Parent Title (English):European journal of wildlife research
Place of publication:Berlin ; Heidelberg
Document Type:Article
Date of Publication (online):2020/10/29
Date of first Publication:2020/10/29
Publishing Institution:Universitätsbibliothek Johann Christian Senckenberg
Release Date:2023/10/13
Tag:Dispersal capacity; Felidae; Non-invasive sampling; Recolonization; Reintroduction
Issue:6, art. 94
Article Number:94
Page Number:8
First Page:1
Last Page:8
Open Access funding enabled and organized by Projekt DEAL. Funding for this project comes from the Frankfurt Zoological Society (FZS), the Allianz Umweltstiftung, the Biosphärenreservat Rhön, Rhoen Natur e.V., Friends of the Earth Germany (BUND), Bund Naturschutz in Bayern e.V. (BN), and Federal Agency for Nature Conservation (BfN; Bundesprogramm Biologische Vielfalt – project “Wildkatzensprung”).
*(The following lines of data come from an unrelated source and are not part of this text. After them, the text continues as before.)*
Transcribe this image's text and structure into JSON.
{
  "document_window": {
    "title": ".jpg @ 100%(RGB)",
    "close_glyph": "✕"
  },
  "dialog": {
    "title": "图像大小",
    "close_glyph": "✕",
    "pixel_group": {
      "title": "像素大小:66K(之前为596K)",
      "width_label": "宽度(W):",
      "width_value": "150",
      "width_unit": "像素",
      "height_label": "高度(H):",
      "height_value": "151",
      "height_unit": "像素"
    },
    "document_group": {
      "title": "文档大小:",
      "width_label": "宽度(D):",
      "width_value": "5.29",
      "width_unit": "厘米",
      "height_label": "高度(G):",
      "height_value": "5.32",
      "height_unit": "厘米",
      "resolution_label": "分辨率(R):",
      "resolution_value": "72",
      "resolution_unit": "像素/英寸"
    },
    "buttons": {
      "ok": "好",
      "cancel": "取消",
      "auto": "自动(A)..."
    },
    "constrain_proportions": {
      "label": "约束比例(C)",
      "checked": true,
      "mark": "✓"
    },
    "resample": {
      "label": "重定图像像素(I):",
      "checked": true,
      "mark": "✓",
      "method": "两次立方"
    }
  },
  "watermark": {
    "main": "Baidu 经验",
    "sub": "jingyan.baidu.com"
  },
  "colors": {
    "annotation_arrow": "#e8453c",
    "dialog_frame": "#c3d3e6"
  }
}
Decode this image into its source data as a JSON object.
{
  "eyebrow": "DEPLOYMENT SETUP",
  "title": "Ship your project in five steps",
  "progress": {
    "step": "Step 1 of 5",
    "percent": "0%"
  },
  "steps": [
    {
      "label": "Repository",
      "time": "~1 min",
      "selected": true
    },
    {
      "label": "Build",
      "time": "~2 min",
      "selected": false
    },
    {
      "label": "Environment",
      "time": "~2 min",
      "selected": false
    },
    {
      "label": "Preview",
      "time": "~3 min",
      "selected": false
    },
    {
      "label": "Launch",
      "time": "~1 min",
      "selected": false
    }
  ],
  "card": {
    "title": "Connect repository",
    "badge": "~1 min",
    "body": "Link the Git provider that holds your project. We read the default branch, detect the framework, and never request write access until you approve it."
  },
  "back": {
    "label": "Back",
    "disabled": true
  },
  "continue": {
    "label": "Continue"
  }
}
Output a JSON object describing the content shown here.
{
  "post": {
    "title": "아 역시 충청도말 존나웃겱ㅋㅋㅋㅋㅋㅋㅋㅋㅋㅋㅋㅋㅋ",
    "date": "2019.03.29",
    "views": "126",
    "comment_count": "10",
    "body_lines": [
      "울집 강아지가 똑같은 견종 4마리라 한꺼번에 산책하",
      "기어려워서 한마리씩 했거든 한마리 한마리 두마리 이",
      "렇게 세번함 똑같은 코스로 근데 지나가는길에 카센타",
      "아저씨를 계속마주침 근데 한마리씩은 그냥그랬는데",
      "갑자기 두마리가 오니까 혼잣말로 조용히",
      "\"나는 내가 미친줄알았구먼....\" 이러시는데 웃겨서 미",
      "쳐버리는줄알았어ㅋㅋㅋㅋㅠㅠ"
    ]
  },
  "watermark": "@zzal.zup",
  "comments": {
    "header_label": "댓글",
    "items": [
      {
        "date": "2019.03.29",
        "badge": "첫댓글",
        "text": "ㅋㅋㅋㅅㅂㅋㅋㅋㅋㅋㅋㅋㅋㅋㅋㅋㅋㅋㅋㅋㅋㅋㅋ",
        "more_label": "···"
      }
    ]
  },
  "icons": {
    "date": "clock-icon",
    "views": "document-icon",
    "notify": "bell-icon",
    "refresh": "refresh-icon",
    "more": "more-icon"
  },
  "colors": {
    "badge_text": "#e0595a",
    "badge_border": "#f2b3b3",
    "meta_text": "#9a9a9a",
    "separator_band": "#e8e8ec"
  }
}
Dewey Decimal Classification:5 Naturwissenschaften und Mathematik / 57 Biowissenschaften; Biologie / 570 Biowissenschaften; Biologie
Licence (German):License LogoCreative Commons - CC BY - Namensnennung 4.0 International